• _What to work on_: Count the lines in the entries that contain "value". Say the number and nothing more.

• _Data extracts_:
__________________________________________________

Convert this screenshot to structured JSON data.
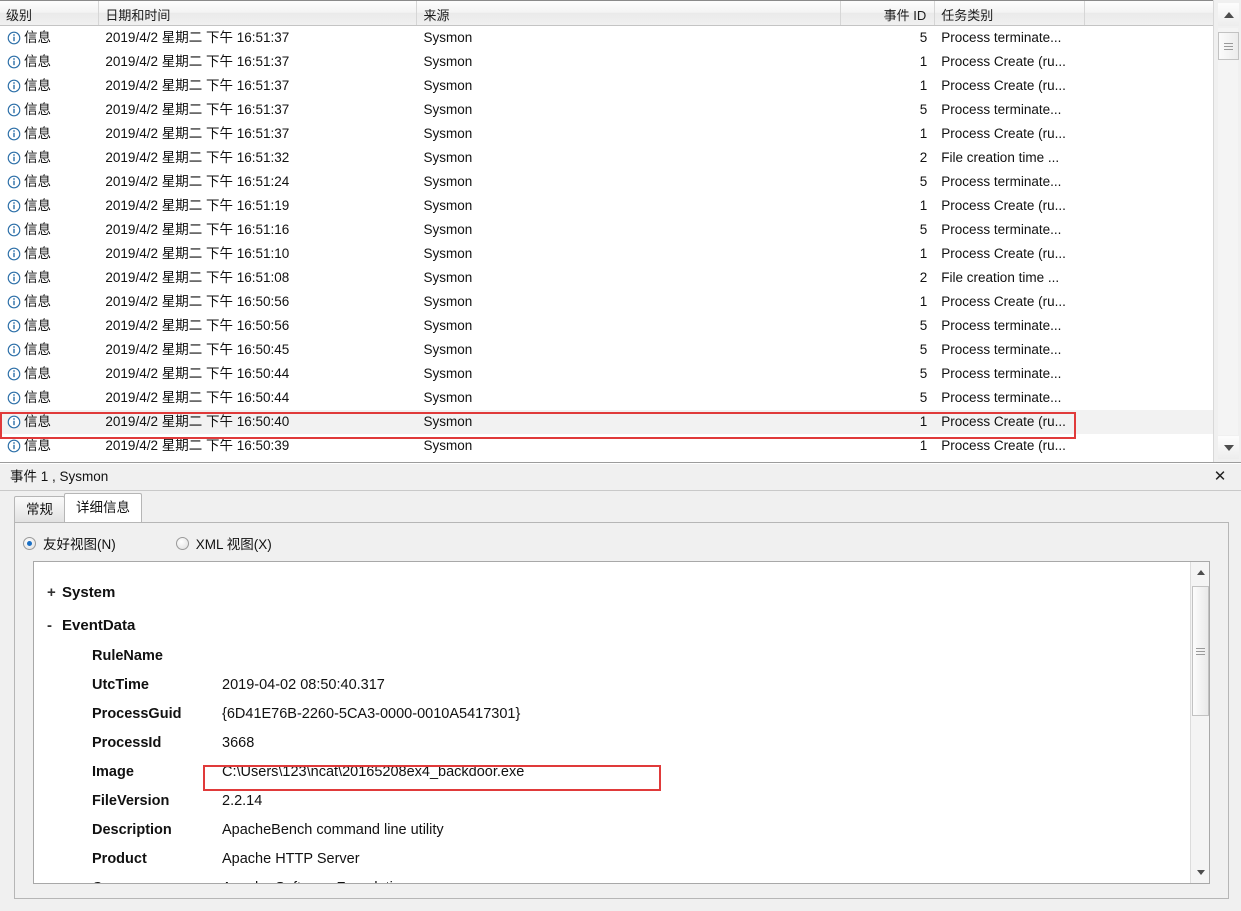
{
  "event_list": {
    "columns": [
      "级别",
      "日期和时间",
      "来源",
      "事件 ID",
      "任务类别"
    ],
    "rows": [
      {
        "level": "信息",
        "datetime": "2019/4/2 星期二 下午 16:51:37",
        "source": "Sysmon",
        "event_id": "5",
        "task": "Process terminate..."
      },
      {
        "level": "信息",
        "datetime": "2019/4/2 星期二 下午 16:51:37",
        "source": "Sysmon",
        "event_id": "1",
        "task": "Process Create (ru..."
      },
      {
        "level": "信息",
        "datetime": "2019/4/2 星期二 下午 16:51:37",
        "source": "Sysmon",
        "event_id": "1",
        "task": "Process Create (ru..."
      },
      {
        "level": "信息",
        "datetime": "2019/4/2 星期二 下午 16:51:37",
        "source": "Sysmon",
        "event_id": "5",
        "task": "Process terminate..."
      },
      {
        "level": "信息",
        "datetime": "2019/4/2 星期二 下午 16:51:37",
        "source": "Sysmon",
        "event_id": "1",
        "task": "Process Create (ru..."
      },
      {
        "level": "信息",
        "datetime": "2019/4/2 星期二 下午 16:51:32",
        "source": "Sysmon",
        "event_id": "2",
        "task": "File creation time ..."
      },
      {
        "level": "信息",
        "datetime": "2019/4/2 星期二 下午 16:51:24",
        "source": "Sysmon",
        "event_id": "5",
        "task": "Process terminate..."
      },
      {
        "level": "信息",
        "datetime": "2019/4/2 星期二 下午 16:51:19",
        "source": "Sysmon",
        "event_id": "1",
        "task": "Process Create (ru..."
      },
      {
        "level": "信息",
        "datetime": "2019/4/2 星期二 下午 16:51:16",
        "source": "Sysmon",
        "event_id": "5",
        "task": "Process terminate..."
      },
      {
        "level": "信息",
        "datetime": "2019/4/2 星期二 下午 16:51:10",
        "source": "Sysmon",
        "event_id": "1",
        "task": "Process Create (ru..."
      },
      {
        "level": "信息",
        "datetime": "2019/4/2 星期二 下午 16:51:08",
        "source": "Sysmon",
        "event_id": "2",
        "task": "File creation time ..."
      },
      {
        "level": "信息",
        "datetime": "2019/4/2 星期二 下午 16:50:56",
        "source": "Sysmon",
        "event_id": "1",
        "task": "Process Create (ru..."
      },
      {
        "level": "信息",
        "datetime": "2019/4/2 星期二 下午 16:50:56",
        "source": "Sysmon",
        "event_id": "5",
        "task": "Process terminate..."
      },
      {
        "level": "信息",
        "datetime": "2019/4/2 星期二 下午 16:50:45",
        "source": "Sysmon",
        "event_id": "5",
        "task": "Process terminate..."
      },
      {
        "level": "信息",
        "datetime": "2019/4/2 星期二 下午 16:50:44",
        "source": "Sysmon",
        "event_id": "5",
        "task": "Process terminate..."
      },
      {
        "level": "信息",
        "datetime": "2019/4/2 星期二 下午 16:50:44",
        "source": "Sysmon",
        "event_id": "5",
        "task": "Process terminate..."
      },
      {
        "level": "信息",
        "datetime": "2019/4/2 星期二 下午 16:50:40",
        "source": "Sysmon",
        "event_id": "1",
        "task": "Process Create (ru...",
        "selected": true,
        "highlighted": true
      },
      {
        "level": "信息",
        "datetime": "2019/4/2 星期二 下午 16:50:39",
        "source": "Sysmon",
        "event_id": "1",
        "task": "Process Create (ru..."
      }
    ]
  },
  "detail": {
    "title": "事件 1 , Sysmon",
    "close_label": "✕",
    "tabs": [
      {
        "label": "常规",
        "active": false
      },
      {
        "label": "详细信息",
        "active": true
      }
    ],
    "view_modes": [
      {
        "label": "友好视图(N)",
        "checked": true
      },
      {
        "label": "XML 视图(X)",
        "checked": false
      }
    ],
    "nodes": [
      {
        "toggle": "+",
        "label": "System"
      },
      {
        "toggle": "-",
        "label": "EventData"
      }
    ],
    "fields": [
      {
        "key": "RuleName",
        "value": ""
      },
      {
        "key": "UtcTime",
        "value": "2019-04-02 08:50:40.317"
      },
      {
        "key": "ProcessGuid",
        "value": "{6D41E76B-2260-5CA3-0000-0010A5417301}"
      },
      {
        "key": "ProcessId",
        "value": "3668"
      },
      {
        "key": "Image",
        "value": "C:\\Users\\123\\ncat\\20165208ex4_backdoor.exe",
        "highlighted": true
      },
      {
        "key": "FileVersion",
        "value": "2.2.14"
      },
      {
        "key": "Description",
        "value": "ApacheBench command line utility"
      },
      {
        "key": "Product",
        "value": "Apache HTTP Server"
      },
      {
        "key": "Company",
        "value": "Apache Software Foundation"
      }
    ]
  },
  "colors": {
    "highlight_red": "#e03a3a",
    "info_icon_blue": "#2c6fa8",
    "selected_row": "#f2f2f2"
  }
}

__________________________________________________

• _Task response_: 9